Creatively inventive speculation about our interconnected future.

Venue:

Sundance Film Festival, U.S. Documentary Competition

Director:

Tiffany Shlain

Screenwriter:

Tiffany Shlain, Ken Goldberg, Carlton Evans, Sawyer Steele

 

PARK CITY -- (U.S. Documentary Competition) A personal yet universal story about the Internet Age, Tiffany Shlain's Connected: An Autobiography about Love, Death and Technology is a highly energized romp through a myriad of ideas about where the human race is headed. At a time when news is depressing and most films are grim, Shlain presents an upbeat and playful vision of the world based on what she sees as the interconnectedness of things. Using animation, archival footage, and bold graphics, this is a fast paced ride that will sweep up some members of the audience while leaving others in the dust. It's a film that should work on a thoughtful cable outlet, but the web is probably its natural home.

Constructed as a kind of valentine to Shlain's dying father Leonard, a neurologist and best-selling author of such speculative inquiries as Art and Physics: Parallel Visions in Space, Time, and Light, she continues with his methodology of juxtaposing unrelated facts, and presents them with such virtuosity that a magical causality seems to appear. Her great accomplishment is making brilliant transitions and sweeping associations between seemingly disparate elements. Thanks to Stefan Nadelman's creative animation, it's a brightly colored vision and it's fun to watch where she takes it. But the film ranges over so much material in just under 90 minutes that it's impossible to tell if her points hold water. Best to just go with the flow.

This is how it works. She starts out with a small personal observation about her addiction to texting, extrapolates it to the world at large and pretty soon comes up with a cool image of the Statue of Liberty holding a blackberry instead of a torch. She wonders what she has become, and what it means to be connected in the 21st century.

These are valid questions and to arrive at the answer she launches into a timetable of life through the ages, suggesting that part of the problem with our civilization is that over time the male-oriented left brain has taken dominance over the female-oriented right brain. To make her point she shows us a vintage image of a see-saw going up and down, teetering between here and there.

Then it's back to the story of her five miscarriages, her fertility treatments, and race to give birth before her father's passing. And this leads to a consideration of ecological issues such as the cancer-causing effects of cell phones and how toxic chemicals in the environment find their way into the umbilical cord. And from there, how great a tool the Internet is for working pregnant women who can't get around so easily.

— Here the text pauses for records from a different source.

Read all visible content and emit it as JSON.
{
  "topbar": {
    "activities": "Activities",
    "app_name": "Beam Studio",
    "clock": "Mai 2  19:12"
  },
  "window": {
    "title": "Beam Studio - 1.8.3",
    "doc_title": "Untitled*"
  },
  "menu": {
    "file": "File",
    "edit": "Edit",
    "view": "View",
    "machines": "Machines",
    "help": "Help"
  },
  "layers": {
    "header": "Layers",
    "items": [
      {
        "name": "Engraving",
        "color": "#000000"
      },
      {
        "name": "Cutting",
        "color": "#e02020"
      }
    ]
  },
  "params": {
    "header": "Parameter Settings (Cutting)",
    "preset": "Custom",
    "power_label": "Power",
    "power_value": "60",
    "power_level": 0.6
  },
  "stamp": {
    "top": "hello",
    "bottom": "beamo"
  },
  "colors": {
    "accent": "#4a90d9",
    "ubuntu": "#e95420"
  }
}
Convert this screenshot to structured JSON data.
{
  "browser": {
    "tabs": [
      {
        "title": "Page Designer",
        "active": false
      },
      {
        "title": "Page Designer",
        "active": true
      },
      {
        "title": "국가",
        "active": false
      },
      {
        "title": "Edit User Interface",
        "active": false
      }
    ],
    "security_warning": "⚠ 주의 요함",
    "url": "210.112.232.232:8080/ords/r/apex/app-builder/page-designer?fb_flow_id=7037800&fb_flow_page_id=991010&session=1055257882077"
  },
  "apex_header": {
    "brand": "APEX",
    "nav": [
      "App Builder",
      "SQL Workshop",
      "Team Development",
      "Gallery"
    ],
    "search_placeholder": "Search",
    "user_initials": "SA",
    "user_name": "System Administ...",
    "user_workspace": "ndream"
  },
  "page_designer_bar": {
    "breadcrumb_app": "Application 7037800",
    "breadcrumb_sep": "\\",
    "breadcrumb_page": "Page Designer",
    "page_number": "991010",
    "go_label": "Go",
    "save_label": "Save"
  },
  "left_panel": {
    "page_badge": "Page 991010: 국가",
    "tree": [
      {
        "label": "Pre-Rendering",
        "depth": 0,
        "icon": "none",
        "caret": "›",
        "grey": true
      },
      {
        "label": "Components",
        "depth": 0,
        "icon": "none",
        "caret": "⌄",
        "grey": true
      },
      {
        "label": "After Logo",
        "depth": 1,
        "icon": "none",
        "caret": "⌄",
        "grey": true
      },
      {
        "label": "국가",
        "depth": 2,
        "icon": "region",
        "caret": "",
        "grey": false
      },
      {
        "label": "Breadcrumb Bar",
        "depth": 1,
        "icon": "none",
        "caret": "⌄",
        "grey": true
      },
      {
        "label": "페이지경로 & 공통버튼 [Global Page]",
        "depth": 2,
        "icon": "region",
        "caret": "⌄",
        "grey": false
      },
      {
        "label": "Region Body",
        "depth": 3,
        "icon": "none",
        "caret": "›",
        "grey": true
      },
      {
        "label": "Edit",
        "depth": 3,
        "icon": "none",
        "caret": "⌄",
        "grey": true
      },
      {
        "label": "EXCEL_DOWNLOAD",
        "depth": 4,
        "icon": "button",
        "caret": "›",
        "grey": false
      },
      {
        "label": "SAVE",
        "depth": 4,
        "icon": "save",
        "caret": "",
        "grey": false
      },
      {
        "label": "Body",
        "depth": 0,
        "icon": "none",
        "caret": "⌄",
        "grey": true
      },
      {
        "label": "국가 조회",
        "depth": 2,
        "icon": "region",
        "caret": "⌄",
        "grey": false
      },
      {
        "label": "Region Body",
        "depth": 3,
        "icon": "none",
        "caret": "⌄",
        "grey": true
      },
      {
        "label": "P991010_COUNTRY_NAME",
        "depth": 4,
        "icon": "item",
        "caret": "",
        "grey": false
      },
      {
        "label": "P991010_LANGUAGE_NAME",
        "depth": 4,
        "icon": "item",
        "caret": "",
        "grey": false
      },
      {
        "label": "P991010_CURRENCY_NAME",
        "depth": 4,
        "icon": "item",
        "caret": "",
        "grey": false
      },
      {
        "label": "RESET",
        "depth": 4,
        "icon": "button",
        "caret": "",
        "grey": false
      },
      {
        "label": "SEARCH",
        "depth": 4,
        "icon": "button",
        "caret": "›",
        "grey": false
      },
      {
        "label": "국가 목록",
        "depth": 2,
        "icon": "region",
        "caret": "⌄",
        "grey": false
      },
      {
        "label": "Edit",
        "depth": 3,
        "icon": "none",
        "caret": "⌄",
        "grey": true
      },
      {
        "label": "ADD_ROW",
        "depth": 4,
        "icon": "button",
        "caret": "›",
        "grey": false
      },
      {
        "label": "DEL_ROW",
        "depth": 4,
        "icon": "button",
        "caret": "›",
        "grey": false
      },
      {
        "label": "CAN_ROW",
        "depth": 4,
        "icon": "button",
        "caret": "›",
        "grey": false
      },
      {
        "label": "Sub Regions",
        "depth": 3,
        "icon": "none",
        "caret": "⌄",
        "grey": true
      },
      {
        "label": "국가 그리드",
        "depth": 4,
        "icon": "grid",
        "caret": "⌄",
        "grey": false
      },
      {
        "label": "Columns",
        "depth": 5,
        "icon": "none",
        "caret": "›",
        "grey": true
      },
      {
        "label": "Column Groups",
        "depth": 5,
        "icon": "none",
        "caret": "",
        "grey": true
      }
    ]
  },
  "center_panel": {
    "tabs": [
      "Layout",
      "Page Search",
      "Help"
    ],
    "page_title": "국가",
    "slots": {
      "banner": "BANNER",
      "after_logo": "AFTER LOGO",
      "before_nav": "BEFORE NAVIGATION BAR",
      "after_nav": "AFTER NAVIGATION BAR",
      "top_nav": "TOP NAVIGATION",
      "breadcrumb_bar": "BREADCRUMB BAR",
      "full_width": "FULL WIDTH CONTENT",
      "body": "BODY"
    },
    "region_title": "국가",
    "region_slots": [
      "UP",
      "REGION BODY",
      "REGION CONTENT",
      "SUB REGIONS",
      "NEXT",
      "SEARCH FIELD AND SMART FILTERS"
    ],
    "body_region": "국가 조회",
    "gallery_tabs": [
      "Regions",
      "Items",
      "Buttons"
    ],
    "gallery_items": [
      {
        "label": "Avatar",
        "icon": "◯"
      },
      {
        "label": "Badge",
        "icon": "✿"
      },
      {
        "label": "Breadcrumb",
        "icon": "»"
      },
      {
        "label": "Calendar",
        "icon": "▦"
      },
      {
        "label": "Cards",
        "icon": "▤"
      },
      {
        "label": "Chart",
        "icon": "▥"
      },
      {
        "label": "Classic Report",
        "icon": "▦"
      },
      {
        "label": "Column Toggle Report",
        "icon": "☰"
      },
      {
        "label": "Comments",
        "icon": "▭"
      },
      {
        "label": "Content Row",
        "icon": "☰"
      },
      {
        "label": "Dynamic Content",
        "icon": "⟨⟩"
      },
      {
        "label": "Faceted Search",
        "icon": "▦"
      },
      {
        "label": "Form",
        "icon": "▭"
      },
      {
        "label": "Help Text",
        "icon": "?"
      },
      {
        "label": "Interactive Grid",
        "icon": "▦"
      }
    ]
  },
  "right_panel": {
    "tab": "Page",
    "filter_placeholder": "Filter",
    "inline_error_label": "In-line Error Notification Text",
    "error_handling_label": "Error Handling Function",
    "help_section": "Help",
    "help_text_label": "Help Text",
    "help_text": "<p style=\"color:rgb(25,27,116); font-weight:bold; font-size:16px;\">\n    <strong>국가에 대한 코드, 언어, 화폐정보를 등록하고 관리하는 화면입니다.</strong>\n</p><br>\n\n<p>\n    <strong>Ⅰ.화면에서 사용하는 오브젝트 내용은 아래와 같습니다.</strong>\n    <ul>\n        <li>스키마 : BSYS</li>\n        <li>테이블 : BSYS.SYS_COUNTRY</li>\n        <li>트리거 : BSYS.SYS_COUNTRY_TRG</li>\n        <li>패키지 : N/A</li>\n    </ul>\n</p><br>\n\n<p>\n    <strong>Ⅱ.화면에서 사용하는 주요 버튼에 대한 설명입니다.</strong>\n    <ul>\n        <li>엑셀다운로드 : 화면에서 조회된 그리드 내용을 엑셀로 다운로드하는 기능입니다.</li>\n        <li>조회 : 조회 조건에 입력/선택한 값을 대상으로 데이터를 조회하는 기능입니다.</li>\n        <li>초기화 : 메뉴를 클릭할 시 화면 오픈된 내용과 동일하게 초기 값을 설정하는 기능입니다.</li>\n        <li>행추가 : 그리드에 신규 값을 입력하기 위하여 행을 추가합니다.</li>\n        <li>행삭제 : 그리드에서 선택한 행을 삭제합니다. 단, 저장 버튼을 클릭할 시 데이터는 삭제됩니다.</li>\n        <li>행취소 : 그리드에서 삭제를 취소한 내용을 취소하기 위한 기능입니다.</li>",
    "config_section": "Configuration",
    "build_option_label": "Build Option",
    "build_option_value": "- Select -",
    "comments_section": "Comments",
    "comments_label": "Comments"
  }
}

What's on display here is the work of a nimble mind, a keen imagination, and a lively sense of humor leading to the not terribly earth-shattering conclusion that every decision we make affects everyone around us in the world. So how, she asks, do we make the next big leap in evolution, where do we want to go as a civilization? For her, the answer is social media, Twitter, the Internet and interconnected forms of communication not yet invented. Though she admits she and her husband try to unplug one day a week, she seems infinitely more optimistic than troubled by the abundance of information coming our way.

As Marshall McLuhan, whom she salutes, noted over 40 years ago, the medium is the message. So what she is saying may not be nearly as important as how she says it as long as the pieces all fit together. And in our dark, ironic times, any sincere messages are welcome. So simple slogans such as "live life to the fullest," and "if you're not living life on the edge, you're taking up too much room," may take on renewed meaning and have you leaving the theater (or wherever one sees movies nowadays), feeling better than you went in. And that's no mean feat in this day and age.

Venue: Sundance Film Festival, U.S. Documentary Competition
Production company: Moxie Institute Production, Impact Partners
Director: Tiffany Shlain
Screenwriter: Tiffany Shlain, Ken Goldberg, Carlton Evans, Sawyer Steele
Producer: Tiffany Shlain, Carlton Evans
Executive producer: Geralyn Dreyfous, Sarah Johnson Redlich, Pam Boll
Production designer: Stefan Nadelman
Music: Gunnard Duboze
Editor: Tiffany Shlain, Dalan McNabola
No rating, 82 minutes